Problem statement >>
Look through the data that follows and copy each line with the string "this".

Exercise materials: Begin

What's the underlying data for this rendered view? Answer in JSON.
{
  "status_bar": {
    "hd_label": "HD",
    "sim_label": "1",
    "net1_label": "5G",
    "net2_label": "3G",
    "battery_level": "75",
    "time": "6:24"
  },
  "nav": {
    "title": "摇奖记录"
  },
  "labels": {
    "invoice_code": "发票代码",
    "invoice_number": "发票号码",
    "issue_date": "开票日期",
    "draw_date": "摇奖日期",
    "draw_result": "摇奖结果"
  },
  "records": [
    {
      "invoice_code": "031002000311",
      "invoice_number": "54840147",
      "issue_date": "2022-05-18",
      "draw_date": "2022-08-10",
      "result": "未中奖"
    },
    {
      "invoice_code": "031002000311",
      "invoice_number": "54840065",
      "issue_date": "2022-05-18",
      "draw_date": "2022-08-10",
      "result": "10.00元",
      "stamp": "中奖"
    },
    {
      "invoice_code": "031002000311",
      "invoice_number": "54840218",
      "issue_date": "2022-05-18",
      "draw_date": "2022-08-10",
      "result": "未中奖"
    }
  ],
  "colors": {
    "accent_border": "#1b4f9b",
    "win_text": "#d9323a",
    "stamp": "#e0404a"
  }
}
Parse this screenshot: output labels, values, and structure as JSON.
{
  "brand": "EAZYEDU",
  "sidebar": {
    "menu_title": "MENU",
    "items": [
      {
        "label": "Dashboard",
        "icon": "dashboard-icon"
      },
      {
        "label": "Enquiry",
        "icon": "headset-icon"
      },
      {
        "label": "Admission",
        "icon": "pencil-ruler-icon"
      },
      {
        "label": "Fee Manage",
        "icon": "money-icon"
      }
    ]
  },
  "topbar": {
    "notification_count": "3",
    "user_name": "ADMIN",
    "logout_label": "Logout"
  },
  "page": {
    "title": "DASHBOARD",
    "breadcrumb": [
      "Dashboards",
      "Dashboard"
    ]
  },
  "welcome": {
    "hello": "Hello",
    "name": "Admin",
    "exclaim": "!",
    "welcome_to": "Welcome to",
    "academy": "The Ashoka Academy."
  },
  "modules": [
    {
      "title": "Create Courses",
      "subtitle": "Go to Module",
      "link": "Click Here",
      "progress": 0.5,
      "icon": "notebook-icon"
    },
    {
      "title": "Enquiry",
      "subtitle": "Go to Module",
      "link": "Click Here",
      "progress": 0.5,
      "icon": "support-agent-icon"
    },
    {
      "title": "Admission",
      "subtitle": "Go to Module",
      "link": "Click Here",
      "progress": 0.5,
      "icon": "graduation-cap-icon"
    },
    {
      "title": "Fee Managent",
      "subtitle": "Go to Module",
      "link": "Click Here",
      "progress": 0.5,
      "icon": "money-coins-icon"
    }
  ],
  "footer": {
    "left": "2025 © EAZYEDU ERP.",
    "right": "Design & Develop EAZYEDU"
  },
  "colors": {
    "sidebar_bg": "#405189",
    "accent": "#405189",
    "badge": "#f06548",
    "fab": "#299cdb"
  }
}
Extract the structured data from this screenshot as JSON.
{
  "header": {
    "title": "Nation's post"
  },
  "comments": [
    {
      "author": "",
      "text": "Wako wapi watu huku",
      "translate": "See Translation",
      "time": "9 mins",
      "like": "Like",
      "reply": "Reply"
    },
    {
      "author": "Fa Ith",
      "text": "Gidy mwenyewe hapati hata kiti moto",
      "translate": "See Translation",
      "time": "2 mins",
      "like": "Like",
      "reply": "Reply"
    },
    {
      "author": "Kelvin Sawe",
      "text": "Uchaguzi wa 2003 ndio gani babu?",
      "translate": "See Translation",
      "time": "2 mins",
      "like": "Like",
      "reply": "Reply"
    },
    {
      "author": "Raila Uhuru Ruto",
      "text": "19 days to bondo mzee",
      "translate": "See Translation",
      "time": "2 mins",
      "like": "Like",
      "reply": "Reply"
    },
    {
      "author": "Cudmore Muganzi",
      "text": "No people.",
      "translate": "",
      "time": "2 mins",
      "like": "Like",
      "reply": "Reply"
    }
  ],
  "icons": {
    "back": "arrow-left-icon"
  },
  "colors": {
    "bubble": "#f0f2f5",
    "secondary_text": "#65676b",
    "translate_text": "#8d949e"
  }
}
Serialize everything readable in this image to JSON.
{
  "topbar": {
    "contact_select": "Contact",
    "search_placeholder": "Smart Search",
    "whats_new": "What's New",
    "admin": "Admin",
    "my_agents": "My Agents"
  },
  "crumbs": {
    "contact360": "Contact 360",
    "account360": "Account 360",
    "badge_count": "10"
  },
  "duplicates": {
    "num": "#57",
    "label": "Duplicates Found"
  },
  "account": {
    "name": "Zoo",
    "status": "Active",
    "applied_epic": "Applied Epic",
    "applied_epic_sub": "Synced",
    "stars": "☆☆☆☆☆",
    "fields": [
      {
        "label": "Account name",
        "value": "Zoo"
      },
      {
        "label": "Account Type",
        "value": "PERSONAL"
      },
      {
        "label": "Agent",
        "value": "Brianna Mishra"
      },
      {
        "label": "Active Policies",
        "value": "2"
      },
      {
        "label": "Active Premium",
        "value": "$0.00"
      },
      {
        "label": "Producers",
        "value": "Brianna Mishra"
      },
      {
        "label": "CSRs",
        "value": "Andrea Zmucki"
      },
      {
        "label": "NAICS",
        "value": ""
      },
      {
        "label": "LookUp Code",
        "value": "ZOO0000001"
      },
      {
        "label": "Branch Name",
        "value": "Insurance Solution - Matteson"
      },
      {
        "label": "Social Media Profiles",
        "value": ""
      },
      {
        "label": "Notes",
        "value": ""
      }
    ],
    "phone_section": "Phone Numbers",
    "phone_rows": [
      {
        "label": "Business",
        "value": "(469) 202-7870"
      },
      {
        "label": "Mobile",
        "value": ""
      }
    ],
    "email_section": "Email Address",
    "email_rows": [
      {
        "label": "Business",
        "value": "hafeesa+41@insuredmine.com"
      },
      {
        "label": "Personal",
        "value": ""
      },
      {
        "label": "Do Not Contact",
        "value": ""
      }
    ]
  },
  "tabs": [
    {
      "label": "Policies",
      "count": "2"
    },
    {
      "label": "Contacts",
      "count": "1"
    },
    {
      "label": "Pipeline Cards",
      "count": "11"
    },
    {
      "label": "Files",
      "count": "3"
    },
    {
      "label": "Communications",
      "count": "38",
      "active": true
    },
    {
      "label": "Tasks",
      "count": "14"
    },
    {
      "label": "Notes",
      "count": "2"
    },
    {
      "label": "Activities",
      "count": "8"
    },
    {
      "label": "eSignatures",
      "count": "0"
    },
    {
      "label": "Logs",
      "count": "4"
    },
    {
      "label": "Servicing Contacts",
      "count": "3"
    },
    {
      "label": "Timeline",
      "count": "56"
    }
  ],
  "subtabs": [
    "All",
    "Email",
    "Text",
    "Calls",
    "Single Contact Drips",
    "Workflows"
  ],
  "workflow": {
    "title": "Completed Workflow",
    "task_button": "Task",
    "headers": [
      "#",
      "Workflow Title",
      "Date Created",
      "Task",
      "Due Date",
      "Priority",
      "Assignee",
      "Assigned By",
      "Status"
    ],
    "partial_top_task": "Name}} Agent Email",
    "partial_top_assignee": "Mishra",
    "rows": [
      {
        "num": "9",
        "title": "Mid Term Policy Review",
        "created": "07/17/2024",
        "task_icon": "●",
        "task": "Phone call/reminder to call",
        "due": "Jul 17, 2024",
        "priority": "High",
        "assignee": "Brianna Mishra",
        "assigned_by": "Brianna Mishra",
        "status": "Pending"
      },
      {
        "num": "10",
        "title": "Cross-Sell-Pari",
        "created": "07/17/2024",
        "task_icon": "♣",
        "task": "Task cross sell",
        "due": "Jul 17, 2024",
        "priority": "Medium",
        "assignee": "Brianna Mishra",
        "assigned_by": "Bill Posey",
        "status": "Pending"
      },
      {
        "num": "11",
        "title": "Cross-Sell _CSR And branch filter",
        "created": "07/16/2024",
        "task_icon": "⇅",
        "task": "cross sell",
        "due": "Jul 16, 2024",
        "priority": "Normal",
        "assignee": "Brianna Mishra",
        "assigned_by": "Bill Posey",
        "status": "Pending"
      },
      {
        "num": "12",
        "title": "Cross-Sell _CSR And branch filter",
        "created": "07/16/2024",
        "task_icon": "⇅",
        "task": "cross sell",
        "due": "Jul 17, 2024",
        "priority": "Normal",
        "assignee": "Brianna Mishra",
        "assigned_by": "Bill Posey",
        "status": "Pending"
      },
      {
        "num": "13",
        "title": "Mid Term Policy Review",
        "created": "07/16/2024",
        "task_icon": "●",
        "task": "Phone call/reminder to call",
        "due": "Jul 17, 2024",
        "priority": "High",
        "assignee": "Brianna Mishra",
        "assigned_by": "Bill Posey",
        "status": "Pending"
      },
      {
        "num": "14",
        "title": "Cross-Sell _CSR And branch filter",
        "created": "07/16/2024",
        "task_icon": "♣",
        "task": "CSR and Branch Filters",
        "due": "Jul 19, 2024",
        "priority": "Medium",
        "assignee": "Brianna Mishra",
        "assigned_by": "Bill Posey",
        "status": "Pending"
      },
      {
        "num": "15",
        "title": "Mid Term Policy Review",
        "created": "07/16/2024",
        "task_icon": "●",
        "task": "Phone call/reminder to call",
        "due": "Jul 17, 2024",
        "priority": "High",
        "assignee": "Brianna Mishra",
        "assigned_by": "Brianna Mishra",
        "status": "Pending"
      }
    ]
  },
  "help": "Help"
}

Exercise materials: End

Response to the task >>
What's the underlying data for this rendered view? Answer in JSON.
Parse this screenshot: output labels, values, and structure as JSON.
Extract the structured data from this screenshot as JSON.
Serialize everything readable in this image to JSON.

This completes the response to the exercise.